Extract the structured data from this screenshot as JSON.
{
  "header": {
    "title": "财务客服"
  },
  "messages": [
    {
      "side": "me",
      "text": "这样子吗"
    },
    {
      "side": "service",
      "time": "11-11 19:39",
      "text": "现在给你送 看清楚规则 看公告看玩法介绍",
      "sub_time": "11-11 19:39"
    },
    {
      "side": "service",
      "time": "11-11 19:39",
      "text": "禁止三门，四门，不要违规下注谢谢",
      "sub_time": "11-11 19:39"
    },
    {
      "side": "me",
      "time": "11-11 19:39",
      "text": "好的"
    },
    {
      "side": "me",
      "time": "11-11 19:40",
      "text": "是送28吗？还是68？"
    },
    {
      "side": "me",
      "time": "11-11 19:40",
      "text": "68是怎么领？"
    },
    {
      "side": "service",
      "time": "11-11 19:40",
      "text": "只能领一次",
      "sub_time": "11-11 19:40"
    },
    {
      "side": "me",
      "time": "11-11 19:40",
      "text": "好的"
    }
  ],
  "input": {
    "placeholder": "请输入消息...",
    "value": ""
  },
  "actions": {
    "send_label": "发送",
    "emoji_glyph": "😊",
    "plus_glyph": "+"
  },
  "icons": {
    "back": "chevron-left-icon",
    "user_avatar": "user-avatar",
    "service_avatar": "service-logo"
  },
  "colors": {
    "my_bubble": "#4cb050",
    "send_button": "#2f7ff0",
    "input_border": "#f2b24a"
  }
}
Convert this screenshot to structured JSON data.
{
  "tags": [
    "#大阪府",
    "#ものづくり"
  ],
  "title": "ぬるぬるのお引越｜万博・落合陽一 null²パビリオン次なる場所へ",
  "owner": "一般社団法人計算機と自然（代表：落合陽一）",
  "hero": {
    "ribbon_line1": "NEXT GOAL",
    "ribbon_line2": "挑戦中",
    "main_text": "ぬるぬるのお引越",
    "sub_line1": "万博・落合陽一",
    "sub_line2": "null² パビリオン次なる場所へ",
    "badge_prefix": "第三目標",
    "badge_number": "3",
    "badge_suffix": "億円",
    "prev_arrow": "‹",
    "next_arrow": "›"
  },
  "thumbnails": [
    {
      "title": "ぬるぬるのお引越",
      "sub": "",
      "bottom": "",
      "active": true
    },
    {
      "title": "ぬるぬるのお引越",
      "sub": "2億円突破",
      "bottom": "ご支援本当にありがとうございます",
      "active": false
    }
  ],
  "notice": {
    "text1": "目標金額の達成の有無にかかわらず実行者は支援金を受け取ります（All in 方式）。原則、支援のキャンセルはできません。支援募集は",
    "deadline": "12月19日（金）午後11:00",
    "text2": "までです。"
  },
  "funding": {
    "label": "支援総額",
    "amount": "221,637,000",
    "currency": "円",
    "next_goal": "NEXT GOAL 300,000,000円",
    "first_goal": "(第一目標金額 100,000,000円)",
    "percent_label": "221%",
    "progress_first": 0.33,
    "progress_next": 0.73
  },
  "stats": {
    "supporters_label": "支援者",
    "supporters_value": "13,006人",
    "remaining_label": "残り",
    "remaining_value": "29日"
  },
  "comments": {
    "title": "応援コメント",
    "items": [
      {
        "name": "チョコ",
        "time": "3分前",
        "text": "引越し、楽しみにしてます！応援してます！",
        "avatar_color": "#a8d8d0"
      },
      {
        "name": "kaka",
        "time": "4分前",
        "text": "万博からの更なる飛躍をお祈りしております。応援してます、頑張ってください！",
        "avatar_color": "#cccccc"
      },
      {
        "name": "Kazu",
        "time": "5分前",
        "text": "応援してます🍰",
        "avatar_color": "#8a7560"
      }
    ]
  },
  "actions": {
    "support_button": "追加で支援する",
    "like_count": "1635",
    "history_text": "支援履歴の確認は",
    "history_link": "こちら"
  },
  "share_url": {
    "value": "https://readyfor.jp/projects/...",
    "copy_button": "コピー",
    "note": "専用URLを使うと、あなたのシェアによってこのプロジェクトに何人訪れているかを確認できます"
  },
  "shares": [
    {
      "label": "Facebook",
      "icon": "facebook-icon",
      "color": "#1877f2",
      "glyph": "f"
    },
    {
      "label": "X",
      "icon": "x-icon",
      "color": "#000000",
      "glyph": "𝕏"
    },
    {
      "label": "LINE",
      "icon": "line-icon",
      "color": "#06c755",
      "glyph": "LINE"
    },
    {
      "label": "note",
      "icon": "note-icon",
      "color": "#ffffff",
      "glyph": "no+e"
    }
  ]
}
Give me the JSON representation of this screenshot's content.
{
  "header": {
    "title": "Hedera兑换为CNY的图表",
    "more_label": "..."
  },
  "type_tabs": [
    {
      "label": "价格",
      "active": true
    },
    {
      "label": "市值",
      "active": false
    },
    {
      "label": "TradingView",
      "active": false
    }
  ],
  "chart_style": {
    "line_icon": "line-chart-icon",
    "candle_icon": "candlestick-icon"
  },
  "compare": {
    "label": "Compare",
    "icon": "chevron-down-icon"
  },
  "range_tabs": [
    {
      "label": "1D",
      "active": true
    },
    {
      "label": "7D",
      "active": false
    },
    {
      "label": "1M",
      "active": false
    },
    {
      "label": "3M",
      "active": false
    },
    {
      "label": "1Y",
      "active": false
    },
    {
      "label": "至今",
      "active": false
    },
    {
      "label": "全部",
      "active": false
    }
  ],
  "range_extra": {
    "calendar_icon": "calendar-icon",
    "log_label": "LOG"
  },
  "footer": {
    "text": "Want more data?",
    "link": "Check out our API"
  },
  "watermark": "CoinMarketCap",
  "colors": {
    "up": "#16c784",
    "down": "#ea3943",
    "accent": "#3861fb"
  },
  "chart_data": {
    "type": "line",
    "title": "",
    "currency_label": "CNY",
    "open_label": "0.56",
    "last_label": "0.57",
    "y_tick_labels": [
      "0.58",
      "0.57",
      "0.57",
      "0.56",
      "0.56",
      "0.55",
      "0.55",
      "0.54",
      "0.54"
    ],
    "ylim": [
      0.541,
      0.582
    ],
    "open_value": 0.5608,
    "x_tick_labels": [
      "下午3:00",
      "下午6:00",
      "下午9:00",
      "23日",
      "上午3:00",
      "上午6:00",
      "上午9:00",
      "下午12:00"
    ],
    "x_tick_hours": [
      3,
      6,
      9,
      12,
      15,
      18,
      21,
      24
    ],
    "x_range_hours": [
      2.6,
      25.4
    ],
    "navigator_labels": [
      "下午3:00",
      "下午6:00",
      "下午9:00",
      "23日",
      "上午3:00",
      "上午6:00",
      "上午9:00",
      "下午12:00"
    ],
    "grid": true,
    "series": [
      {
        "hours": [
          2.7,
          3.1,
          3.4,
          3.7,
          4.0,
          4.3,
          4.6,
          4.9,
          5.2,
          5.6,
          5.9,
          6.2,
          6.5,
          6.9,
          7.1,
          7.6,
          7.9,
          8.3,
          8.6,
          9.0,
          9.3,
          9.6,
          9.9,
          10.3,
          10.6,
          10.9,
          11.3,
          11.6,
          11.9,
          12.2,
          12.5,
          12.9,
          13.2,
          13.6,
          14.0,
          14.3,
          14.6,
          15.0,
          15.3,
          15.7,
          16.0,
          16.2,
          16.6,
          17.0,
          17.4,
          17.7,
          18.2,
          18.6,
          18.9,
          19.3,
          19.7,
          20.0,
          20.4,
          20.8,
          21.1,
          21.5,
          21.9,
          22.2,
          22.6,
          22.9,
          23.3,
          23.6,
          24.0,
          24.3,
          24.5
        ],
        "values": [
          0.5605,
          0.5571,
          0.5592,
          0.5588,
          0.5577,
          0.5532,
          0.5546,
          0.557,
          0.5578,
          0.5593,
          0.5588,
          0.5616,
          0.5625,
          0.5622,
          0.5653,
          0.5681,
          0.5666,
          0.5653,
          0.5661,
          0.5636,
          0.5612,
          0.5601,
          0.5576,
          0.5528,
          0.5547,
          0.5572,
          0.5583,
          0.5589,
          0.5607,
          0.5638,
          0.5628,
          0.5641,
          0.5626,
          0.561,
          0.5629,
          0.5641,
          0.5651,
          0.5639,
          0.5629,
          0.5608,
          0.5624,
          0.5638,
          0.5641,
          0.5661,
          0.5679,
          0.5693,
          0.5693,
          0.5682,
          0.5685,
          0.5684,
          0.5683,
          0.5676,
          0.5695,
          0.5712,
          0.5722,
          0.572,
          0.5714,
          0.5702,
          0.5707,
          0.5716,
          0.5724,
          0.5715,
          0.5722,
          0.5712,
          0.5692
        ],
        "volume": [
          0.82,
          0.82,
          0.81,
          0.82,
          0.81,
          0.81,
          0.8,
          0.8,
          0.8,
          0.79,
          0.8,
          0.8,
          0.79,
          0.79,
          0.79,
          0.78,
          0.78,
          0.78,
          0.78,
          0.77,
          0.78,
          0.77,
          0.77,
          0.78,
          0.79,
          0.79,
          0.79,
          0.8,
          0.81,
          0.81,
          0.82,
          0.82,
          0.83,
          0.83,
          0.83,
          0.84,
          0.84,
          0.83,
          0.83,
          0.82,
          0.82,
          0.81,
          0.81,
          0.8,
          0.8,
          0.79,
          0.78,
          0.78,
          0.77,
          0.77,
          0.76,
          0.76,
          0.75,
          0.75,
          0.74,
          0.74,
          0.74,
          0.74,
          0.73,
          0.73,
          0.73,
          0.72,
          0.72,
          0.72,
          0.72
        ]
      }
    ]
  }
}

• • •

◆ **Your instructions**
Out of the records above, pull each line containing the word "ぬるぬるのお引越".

◆ **Solution for this problem**
  "title": "ぬるぬるのお引越｜万博・落合陽一 null²パビリオン次なる場所へ",
    "main_text": "ぬるぬるのお引越",
      "title": "ぬるぬるのお引越",
      "title": "ぬるぬるのお引越",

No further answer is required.